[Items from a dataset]
== == ==

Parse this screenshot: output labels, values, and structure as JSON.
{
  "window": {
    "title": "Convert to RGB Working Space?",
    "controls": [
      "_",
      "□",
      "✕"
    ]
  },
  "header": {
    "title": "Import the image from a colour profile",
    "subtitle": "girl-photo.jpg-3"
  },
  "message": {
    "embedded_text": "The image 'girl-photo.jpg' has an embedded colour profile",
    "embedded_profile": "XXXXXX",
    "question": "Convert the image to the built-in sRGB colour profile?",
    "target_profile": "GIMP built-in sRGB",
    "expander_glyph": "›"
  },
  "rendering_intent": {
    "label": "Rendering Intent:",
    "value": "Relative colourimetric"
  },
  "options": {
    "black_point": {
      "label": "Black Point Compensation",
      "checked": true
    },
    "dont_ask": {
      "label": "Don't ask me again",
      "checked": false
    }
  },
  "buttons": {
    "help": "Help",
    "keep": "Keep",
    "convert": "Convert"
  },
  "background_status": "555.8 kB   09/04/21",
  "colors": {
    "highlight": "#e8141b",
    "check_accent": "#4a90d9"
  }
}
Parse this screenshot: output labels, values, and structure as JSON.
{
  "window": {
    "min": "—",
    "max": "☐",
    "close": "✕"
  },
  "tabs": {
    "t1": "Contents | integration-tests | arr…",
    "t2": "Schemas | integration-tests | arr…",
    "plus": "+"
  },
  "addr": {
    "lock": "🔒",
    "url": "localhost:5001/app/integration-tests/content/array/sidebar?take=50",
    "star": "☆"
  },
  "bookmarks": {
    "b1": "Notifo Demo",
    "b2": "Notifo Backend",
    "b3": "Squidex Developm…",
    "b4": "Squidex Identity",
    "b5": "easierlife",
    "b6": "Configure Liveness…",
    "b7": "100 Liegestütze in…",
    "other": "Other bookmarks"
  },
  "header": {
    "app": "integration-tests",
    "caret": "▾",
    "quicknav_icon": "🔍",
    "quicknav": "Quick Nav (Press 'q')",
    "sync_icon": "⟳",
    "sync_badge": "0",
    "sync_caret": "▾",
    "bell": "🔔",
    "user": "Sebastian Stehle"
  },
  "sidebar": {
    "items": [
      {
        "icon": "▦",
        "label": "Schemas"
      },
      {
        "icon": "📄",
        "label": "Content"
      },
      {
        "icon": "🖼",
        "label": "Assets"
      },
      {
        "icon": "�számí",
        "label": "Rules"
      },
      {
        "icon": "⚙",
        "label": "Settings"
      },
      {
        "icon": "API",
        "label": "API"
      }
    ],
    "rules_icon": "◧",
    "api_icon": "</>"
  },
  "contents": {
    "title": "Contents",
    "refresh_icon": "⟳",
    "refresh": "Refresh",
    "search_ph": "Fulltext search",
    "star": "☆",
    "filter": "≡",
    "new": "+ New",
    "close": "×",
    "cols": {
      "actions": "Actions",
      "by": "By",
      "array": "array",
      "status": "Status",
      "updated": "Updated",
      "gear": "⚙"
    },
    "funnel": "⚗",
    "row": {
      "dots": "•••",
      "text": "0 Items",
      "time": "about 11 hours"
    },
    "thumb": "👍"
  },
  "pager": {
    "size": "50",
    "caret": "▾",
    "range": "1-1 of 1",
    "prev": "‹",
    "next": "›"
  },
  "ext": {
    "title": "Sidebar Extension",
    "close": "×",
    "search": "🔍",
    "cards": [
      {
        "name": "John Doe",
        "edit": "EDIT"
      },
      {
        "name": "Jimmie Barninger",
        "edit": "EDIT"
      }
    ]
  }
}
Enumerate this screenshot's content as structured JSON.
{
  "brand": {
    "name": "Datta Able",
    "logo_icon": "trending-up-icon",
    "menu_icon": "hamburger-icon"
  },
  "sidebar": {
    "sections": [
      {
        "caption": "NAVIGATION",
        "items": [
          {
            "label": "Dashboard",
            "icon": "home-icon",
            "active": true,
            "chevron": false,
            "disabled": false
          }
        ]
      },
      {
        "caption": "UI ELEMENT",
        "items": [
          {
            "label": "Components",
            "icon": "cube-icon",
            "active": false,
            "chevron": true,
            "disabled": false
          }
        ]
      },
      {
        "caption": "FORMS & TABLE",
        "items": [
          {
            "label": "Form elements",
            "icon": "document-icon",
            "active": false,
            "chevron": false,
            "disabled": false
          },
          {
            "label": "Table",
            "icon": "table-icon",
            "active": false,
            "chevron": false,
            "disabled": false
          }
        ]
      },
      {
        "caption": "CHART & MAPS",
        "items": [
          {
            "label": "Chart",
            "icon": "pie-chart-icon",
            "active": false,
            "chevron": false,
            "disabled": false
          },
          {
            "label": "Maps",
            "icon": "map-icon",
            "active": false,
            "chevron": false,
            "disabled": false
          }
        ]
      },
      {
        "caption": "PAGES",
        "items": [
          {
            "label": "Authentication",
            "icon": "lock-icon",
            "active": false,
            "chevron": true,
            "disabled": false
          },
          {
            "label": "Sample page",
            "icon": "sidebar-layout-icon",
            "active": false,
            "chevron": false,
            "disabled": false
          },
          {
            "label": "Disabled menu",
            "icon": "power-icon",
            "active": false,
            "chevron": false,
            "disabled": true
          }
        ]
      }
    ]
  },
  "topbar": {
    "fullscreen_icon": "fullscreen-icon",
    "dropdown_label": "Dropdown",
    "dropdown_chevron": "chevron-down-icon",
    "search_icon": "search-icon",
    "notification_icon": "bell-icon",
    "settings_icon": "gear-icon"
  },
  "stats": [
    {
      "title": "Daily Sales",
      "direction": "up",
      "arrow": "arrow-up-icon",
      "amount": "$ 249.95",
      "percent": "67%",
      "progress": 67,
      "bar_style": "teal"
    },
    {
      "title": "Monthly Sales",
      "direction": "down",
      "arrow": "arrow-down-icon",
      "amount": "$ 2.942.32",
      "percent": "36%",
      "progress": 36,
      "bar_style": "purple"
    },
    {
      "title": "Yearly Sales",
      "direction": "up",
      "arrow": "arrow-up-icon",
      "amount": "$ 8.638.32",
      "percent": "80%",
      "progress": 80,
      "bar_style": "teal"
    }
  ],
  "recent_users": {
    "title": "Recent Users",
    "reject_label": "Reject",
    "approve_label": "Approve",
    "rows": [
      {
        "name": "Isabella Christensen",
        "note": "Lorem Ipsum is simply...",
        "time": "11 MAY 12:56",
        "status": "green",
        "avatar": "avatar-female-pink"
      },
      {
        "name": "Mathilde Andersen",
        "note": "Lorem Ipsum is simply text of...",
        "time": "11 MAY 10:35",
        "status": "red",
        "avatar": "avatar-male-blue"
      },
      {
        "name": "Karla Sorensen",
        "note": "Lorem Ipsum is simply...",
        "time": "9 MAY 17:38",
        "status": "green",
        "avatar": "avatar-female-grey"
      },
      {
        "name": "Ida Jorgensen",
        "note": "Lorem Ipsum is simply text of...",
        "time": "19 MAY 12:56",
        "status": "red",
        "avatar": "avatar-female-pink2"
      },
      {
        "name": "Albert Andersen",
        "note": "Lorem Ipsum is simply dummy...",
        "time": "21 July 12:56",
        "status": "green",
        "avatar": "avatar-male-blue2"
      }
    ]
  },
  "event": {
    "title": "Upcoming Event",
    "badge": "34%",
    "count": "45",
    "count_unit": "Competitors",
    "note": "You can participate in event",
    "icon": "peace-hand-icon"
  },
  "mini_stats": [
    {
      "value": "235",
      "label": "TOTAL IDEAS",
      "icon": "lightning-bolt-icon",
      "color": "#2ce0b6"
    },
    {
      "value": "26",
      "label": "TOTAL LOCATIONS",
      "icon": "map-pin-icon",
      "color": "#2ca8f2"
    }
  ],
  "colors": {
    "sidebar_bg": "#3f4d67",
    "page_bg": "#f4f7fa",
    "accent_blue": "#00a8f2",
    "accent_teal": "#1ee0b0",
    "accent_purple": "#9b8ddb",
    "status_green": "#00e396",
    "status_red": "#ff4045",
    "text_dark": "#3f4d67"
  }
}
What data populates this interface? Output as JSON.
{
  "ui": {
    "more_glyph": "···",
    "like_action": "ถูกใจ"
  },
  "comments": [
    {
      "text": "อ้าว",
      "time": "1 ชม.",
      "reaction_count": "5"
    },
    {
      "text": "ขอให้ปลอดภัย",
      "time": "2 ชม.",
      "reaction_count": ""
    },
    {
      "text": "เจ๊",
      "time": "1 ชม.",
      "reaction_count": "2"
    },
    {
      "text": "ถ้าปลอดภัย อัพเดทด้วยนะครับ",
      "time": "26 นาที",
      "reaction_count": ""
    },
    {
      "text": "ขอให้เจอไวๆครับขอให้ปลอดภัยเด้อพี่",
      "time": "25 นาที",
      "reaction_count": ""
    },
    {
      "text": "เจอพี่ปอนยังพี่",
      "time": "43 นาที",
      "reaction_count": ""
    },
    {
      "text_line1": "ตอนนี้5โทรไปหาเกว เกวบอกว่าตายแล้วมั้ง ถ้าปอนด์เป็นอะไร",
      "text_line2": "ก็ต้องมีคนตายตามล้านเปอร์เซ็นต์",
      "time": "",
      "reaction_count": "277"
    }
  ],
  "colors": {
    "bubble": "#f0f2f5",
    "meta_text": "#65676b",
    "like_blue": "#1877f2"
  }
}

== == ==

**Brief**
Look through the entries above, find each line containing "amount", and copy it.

**Exercise result**
      "amount": "$ 249.95",
      "amount": "$ 2.942.32",
      "amount": "$ 8.638.32",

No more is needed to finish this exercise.